The story of one WWII American airman who went missing when a crew of nine were shot down in August, 1944, and parachuted out of their B-24 Liberator in northern Italy. April 28, 1945, following the advancement of Allied forces north of the Gothic Line. “British headquarters had been established in a wardamaged building that

AAF Combat Digest Features L-4 & L-5 – Video

Flying unarmed Piper L-4 Grasshopper, Stinson L-5 Sentinel and Noorduyn UC-64A Norseman light aircraft, the 159th Liaison Squadron flew courier and aerial reconnaissance missions and dropped munitions and supplies to American and Philippine forces fighting in the Battle of Luzon, and rescued many wounded soldiers. While the film is 20 minutes in length, the liaison

Wing Talk – Grasshoppers

Collier’s for February 17, 1945Wing Talk, edited by Frederick R. Neely FROM Mrs. W. B. Mohney, Topeka, came the suggestion that “an article in your magazine on Grasshopper planes would be interesting—not the Grasshopper of the Air Corps, but of the Field Artillery. It is a very important part of the Army and most people

Panzer vs. Cub

The fall of St. Lô In July of 1944, Field Marshal Erwin Rommel of the German Nazi forces, faced one of the greatest battlefield challenges of his Wehrmacht career. In spite of a large concentration of German tanks opposite Caen, the Allies were expanding their Normandy lodgment. Several armored counterattacks against the British Second Army

Grasshopper Planes Used To Evacuate Wounded
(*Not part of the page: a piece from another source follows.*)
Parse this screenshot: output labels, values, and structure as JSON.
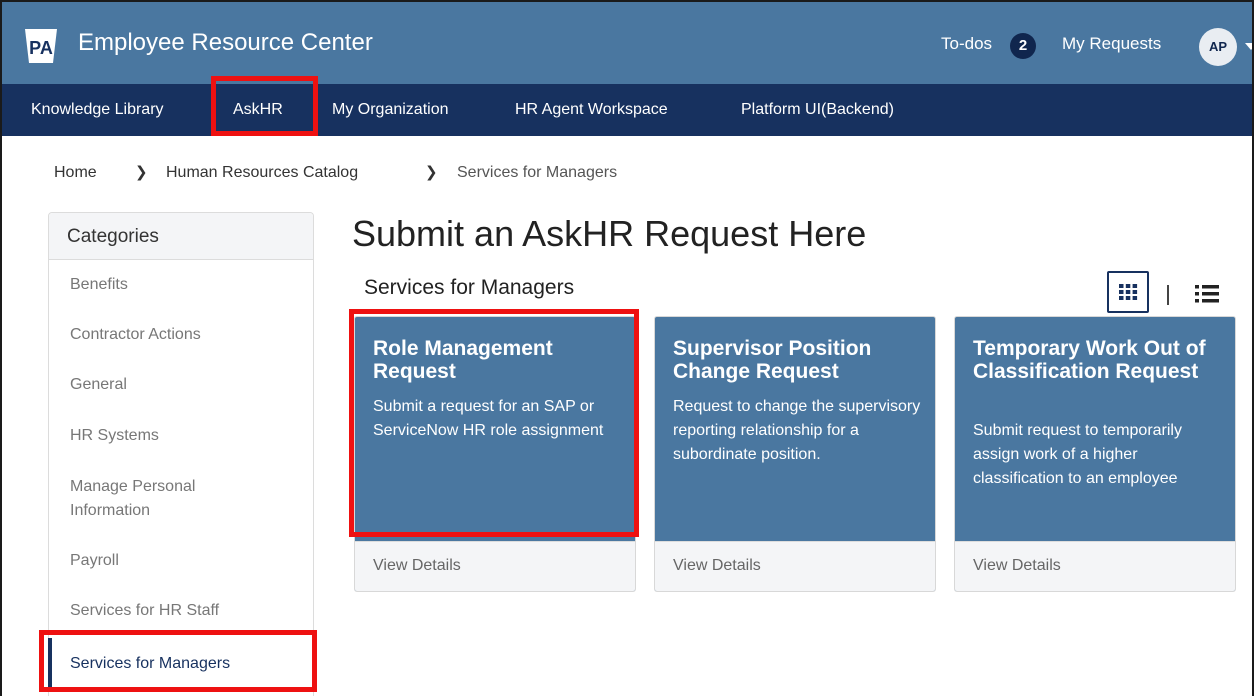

Excerpted from Science News Letter for June 10, 1944. THE TINY grasshopper planes, or flying jeeps, are being used by the Army in the jungles of Burma for air ambulance work. Up to the present time these planes have been used mainly for reconnaissance work and directing artillery fire. This is the first time that

Air OPs

Excerpted from The Field Artillery Journal, May 1944, By Maj. Edward A. Raymond, FA Organic air observation for artillery has come into its own after trial in Africa, Sicily, and Italy. The development of its use throughout the three campaigns is an interesting tale from the professional point of view, and it is a tale

Combat Film Unit 1944: Grasshopper – Video

Sixth in a series of incentive films made “exclusively for the men and women of American industry,” this mid-1944 official US War Department film depicts the use of “pint-sized” planes in directing artillery fire. Beginning at the 09:35 mark, it shows the “Grasshopper” and features light aircraft used for observation and transportation. The roughly two-minute

Lessons from the Italian Campaign

Excerpts from HQ North African Theater of Operations U.S. Army, 10 March 1944, by David G. Barr, BG Mountain Warfare The supply of isolated units by air was an innovation adopted in Italy because of necessity. Initially the dropping of supplies was undertaken by the use of A-36 combat planes [the ground-attack/dive bomber version of